Wednesday, September 14, 2011

Composite Decking could Cost You as a Contractor

Composite Decking Liabilities

We published a poll where we asked;

Who should pay for the labour to remove and replace faulty composite decking?

The Home Owner (12%)

The Builder (34%)

Your Insurance Company (0%)

The Manufacturer (even if you have to sue) (54%)

People seem to be of the opinion that if you sell it to them--you are partially liable for replacing it when things go wrong.


The important consideration here is that since the manufacturer refuses to pay for the removal, disposal and installation of the replacement decking (under warranty), YOU as the BUILDER may well be shamed into, or worse still forced to through litigation with your own client.

In my mind any external factor that could put you at odds with a happy client is simply not something we as high end builders should ever risk. I don't like having to tell people "No Maam, even though I sold you composite decking--and it turned out to be defective, I couldn't possibly replace it for you for free". The majority of our builders have steered clear of it for this simple reason and the fact that we don't believe it to be the best material to use.

In the act of selling people composite decking you must make clear that in the event of a warranty claim you will not be supplying free labor to replace the deck should the materials turn out to be defective. You need to tell them verbally and include it as a term within your contract. If you don't make this perfectly clear up front, your act of selling the product could leave you vulnerable later.

The other trouble is that once you tell people you won't replace defective materials for free--they just may not buy from you.
The Company that was the largest deck builder in Canada staked their business on composites--and in the last couple of years they have watched 10 of their franchisees close their doors, (1 joined I am not sure if that is due to complications of composites or just management issues in general.

As deck builders we need to choose what we sell carefully. We need to look at the warranty and decide if the risk is worth the potential gains. It is your deck business and only you decide what you will or will not sell.



Mark said...

But if its pressure treated you have to say "Well maam, in one year your deck will crack, splinter, fade and cup."

Classifying all composite manufactures as the same is similar to saying all wood species such as cedar and ipe are also the same.

Unknown said...

Mark, composite decking fades...and sometimes falls apart, and often grows mold, yes, pressure treated wood cracks.

I won't debate which is better composite or wood, but I will suggest that by excluding labor and disposal from their warranty, the composite companies are lumping themselves in with each other.

When a composite company offers a respectable warranty...they will stand out from the crowd.


Mark said...

Saying away from the composite vs wood topic.

I will add in my experience there are certain manufactures that due offer a superior warranty while others will offer you nothing. In addition some will assess each claim individually and in some cases will cover the labor and removal.

It comes down to working with an experienced contractor that knows which manufacture to choose for the proper situation. Or as a contractor to work with knowledgeable suppliers that will provide you with the best materials for your customer and the appropriate information for each.

Unknown said...

Mark, thanks for the comments.

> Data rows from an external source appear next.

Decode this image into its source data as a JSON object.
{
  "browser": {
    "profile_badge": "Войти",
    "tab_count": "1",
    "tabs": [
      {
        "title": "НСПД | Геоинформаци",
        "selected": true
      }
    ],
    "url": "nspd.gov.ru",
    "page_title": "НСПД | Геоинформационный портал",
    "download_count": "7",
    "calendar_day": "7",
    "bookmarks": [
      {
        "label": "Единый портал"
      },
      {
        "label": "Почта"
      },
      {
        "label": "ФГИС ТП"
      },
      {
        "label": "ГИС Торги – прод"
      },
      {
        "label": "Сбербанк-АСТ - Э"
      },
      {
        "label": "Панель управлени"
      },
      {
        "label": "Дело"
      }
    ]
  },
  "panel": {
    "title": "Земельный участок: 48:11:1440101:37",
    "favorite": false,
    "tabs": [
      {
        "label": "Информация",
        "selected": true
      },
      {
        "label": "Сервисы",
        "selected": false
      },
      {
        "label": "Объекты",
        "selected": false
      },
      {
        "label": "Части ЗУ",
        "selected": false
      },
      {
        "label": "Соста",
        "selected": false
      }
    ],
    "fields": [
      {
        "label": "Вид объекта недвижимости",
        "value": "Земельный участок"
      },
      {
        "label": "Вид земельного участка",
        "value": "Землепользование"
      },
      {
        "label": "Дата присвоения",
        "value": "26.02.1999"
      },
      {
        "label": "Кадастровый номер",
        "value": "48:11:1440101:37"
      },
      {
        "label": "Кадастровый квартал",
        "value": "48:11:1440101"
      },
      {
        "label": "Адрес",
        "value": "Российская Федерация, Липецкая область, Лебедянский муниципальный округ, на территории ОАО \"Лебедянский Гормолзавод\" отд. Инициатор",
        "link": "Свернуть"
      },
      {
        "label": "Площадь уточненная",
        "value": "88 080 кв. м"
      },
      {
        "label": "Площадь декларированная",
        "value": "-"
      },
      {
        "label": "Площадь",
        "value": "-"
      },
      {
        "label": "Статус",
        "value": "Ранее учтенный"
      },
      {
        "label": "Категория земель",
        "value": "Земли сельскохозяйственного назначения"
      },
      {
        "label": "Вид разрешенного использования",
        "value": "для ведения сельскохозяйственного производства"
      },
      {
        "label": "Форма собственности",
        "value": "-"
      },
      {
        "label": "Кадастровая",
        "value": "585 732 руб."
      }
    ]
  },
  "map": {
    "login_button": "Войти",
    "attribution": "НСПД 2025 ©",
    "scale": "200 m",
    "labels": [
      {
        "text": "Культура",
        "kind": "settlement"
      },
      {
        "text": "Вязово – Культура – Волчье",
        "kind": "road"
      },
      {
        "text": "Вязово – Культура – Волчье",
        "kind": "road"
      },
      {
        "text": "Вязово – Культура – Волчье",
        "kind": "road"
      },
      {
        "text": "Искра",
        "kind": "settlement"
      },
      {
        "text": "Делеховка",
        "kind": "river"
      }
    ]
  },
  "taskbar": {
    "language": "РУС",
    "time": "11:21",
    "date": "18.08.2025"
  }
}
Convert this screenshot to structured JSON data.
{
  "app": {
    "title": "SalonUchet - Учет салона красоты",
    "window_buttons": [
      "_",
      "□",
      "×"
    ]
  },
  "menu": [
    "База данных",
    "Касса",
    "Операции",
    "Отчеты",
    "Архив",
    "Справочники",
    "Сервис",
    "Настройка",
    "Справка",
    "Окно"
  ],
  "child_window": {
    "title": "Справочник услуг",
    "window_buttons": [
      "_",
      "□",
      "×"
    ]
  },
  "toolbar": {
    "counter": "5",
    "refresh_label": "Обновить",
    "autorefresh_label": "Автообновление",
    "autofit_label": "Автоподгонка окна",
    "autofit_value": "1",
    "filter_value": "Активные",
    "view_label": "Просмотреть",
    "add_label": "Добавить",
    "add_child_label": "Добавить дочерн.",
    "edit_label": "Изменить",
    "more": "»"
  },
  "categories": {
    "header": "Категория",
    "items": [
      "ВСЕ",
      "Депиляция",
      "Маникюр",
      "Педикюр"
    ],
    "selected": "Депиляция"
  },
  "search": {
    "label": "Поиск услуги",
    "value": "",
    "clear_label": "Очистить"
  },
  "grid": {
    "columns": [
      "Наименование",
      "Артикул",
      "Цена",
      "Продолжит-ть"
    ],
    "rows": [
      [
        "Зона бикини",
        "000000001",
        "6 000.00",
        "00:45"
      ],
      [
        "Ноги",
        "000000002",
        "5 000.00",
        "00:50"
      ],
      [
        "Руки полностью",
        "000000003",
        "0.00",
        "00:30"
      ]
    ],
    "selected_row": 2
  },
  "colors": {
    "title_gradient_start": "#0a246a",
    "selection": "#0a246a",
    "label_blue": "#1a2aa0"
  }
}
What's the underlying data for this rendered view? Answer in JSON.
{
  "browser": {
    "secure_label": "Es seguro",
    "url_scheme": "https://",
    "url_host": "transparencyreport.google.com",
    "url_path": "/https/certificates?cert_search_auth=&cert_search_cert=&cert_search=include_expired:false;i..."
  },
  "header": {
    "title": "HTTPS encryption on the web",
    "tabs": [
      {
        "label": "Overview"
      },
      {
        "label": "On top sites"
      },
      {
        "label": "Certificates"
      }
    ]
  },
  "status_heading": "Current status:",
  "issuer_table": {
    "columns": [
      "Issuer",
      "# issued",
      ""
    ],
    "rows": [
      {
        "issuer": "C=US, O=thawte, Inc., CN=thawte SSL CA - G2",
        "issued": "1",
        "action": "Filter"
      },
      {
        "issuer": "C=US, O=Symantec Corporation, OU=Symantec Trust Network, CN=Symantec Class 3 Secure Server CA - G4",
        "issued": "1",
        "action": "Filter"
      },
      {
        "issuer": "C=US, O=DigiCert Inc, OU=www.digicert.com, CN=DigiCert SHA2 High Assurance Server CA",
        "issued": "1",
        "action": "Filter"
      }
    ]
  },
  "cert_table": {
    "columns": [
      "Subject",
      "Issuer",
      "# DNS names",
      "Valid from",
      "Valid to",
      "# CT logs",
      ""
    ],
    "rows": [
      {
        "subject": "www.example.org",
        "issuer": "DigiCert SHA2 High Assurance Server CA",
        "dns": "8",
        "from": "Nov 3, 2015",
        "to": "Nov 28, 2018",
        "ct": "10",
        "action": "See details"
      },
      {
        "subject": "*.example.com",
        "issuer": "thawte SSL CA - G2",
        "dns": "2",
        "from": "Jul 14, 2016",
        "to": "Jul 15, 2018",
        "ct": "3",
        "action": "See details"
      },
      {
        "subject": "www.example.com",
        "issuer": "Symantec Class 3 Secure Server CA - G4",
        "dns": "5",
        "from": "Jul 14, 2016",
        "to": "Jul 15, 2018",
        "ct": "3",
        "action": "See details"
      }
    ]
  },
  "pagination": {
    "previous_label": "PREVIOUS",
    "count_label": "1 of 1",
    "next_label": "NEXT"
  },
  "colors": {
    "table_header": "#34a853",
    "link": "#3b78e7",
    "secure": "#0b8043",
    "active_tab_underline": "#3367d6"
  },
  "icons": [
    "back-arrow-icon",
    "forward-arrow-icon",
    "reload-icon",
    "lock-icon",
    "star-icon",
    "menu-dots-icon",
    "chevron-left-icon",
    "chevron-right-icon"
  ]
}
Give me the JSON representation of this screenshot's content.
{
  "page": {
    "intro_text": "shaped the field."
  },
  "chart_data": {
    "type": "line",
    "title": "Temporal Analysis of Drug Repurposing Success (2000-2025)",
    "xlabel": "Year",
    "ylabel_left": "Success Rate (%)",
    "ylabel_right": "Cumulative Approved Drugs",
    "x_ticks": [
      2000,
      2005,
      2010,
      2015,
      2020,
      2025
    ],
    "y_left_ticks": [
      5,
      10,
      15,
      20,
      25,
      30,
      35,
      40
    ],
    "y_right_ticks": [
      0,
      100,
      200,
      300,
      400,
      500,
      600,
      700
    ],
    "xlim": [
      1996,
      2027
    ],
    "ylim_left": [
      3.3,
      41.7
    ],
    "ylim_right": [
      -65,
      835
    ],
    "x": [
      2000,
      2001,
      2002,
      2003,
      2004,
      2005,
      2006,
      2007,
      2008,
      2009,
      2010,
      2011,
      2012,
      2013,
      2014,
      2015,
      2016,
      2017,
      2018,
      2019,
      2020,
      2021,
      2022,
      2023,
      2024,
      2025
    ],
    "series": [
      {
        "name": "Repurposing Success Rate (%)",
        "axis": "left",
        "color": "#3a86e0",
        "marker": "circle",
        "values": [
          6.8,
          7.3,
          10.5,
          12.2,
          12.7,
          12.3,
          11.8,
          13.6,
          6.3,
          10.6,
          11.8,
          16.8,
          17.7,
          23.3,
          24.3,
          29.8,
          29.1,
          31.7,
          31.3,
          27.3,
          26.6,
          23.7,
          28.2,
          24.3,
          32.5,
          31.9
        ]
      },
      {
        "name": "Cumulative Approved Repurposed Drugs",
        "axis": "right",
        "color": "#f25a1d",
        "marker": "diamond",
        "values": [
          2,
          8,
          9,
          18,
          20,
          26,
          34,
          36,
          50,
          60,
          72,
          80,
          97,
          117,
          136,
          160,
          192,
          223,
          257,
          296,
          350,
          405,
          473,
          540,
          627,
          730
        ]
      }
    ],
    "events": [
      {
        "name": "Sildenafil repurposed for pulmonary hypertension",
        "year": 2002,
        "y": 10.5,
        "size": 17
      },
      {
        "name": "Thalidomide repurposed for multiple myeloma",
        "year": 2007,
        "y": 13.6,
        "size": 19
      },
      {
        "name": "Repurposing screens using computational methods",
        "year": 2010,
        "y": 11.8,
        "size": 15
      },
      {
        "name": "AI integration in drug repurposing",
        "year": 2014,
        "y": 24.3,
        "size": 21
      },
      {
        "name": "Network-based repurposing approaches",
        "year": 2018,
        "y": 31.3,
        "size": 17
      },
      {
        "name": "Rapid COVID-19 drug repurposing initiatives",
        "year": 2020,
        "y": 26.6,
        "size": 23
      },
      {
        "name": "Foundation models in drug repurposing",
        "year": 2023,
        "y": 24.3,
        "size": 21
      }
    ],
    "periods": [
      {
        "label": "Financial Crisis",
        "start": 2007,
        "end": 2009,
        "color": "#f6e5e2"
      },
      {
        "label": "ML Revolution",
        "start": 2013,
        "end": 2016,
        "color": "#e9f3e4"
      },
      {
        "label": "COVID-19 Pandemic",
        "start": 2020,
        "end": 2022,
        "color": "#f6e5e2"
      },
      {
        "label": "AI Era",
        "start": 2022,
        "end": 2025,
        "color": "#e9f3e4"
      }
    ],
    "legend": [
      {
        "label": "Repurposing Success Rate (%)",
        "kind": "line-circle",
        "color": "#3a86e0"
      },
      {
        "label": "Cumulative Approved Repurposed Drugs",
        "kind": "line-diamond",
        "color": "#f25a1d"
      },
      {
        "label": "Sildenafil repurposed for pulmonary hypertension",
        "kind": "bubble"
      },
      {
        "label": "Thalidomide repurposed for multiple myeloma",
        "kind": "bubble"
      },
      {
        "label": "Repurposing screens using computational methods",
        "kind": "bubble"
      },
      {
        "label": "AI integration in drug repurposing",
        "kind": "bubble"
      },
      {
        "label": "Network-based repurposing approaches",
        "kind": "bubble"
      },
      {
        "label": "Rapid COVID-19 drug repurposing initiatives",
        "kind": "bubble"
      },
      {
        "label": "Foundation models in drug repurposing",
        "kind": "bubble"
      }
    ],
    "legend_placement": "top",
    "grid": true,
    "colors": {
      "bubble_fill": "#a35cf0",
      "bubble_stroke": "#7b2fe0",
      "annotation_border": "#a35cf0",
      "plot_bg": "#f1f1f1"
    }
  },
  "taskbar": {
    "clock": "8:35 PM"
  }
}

I am happy to talk about this warranty subject.

I haven't seen much difference between warranty language, but if you have a stand-out please give specifics.

It has been a couple of years since I looked at the warranty information of the majors, and at that time it looked like they all took the Trex template and just changed a few words.

When you mention the companies giving their installation contractors exclusive verbal warrantees that cover installation and disposal costs, Trex as an example, I've heard that from a few installers.

However, when I approached company reps in an attempt to get a deal in writing for our builders, they refused to even acknowledge the practice and would not put anything in writing--you are just supposed to "trust them".

From an ethical standpoint, how is it fair to any of their customers for two distinct levels of warranty treatement? If you are a contractor that builds 5 decks a year with their products, you get a full warranty.

But if you happened to use a contractor that only does 1 deck a year using their product, they may not cover the installation and disposal costs.

Putting my clients in perilous situations like this, pits me against them.

We have a form that I ask all our builders to sign prior to building any composite deck--it basically outlines the warranty issues and states clearly that we will not be providing free labour to replace any defective product--and that the written warranty excludes labor and disposal of the defective product produced by them.

Like that bank commercial... Even kids know it's not nice to hold out on people...